An endowment is also a plus because it helps cover the cost of operating the TTO and the risk of betting on a technology. The University of Wisconsin's TTO has a substantial endowment that shoulders the upfront cost of patents and the risk of pursuing untested inventions, says Andy Cohn, government and public affairs manager.

Even if a TTO has all the right ingredients to commercialize a finding, scientists still need to have patience because deals can have a protracted timeline, if they happen at all. "When we take an invention in, the average time it takes to see any money from that invention is seven years," Cohn says.

AVOIDING THE GREED TRAP

It's not always obvious whether a particular piece of intellectual property should be licensed or spun into a new company. Relatively few discoveries merit the time, effort, and expense involved in starting a company, says Gregory M. Weinhoff, a partner with Collinson Howe & Lenox, a Stamford, Conn., venture capital firm. The best TTOs know how to make the distinction, he says. Amicus Therapeutics, launched in April 2002, is one of those exceptions, according to Weinhoff, who serves on the board of the North Brunswick, NJ-based company.

Amicus is developing a novel therapeutic approach to treating genetic disorders based on the research of Jian-Qiang Fan, an assistant professor in the Department of Human Genetics at Mount Sinai School of Medicine in New York City. Initially, Amicus is focusing on developing a drug to treat Fabry disease, a lipid-storage disorder that puts people at risk of stroke, heart attacks, and kidney damage. But the underlying technology – a small-molecule approach to restoring normal function of mutant proteins – is believed to have broader applications for treating a wide range of genetic disorders, and therefore provides the basis for a budding enterprise. "That was the key: a very broad technology platform," Weinhoff says. Fan now holds the title of founder and vice president of research.

TTOs also need to avoid the greed trap, which can be a potential deal breaker. "At times, universities place too high of a price tag on technologies," says Hammersla. She's never had a deal fall through because of pricing, but inflated prices can signify an institution has overly exuberant expectations for the technology or perhaps its ignorance of competing technologies. "There are all sorts of environmental factors that the university itself, the negotiator, may not be aware of," Hammersla explains.

During the Wisconsin/Inspire deal, another party expressed interest in the technology, even though the University hadn't been wooing other licensing candidates. "It was just absolutely coincidental," says Radspinner. He could have started a bidding war between the parties, but it would have undermined trust, which is a big reason why deals fail, he says. Plus, "we believed we were getting fair value from Inspire."

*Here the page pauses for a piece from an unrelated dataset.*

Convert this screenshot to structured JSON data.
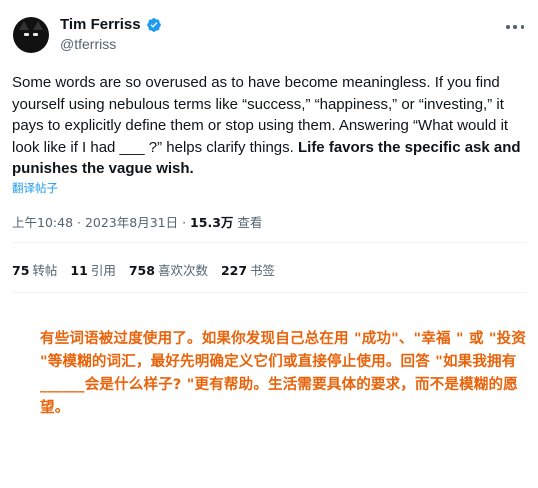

THE ROAD AHEAD

Nearly a century has lapsed since the first university TTO set up shop; the next 25 years will present significant hurdles, experts say. A looming concern is how Congress will respond to pharmaceutical pricing pressures. Any attempt to set price controls could undermine investors' willingness to bankroll risky startups based on patented research, say TTO executives. They also expect greater pressure to provide tomorrow's treatments and cures.

Says Scarmoutzos: "With the decreased R&D conducted in industry, more and more businesses are looking to university sponsored research as a source for new products and new technologies."

Will technology-transfer professionals rise to the challenge? By most accounts, the sophisticated and creative operations will continue to thrive. The profession is savvier than it used to be, says Jacquet: "Most of these academic people understand there is a way to make money out of an idea."